Deficit Attention Disorder: Partisans systematically adjust the importance of government overspending based upon which party occupies the presidency; used both to protect one’s own party & rebuke the opposing party

Kane, John V., and Ian G. Anson. 2020. “Deficit Attention Disorder:  Partisan-Motivated Reasoning About Government Overspending.” APSA Preprints, Dec 2020. doi: 10.33774/apsa-2020-nqpr9. Has not been peer-reviewed.

Abstract: Government overspending remains a prominent concern in American politics. Yet, despite the burgeoning literature on partisan-motivated reasoning (PMR), we know little about the extent to which such concern arises from partisan considerations. We advance extant literature by uncovering a novel means by which citizens reason about deficits in a partisan-motivated fashion—i.e., by shifting the importance of the issue. Leveraging pre-registered experimental and observational studies, we find that partisans systematically adjust the importance of government overspending based upon which party occupies the presidency. Further, this proclivity to engage in PMR does not require explicit cues from elites, is symmetrical across parties, and appears to function both to protect one’s own party and rebuke the opposing party. Lastly, in a large-scale text analysis of transcripts from televised partisan media, we again find strong evidence of PMR on the issue of government overspending, though primarily in conservative media.

Association between perceptions of mental illness and reduced mate value, as well as an association between self-reported mental illness and a strong tendency to select mates with mental illness

Boysen, G. A. (2020). Mental illness and mate value: Evidence for reduced mate value among romantic partners perceived as having mental illness. Evolutionary Behavioral Sciences, Dec 2020.

Rolf Degen's take:

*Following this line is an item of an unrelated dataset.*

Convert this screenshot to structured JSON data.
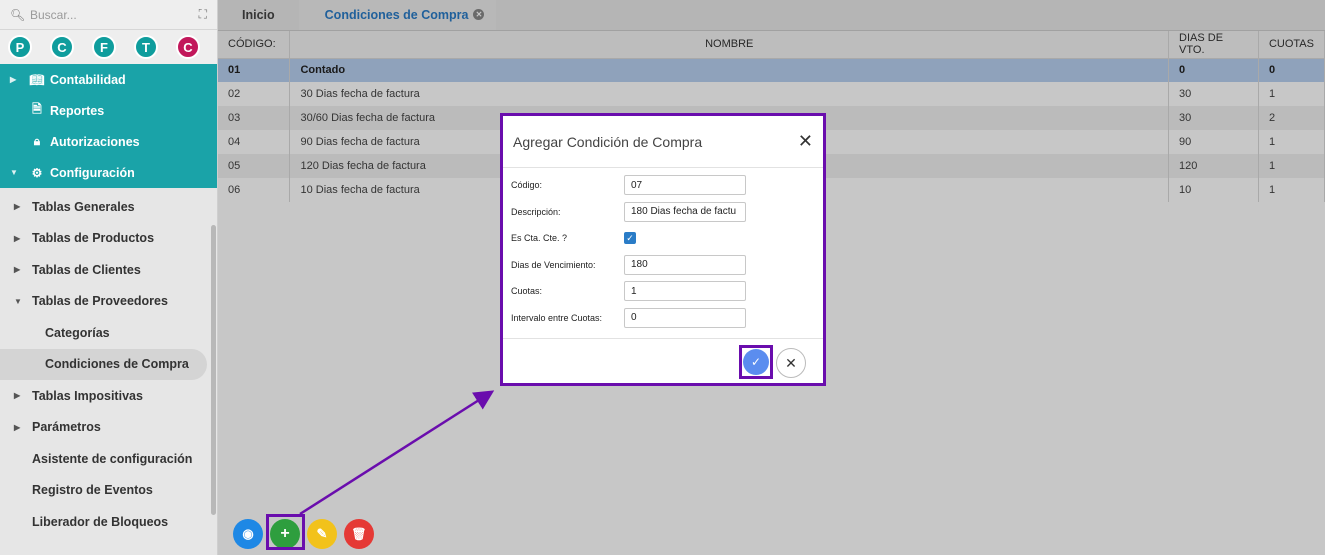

Abstract: Evolutionary psychology predicts that people with mental illness should have reduced value as mates. Nonetheless, people with mental illness successfully find mates and pass on their genes. The current research explored people’s evaluations of real-world dating and romantic partners who they perceive as having mental illness to better understand the associated mate value. Study 1 (N = 193) examined participants’ ratings of their romantic partners’ desirable traits. Romantic partners perceived as having a mental illness received lower ratings of desirability than did romantic partners without mental illness. Study 2 (N = 271) demonstrated that romantic partners perceived as having mental illness also received lower ratings on desirable traits when compared with participants’ last partner without mental illness. Study 3 (N = 270) replicated the result of Study 2 by using a rating of holistic mate quality rather than traits. In Study 4 (N = 305), participants rated the holistic value of their current partner, as well as their commitment to that partner. Current partners perceived as having mental illness received lower ratings of value when controlling for commitment. In addition to these findings, across all 4 studies, there was a large and consistent effect of assortative mating such that participants with a self-reported history of mental illness also reported having romantic partners with mental illness. Overall, the results suggest an association between perceptions of mental illness and reduced mate value, as well as an association between self-reported mental illness and the tendency to select mates with mental illness.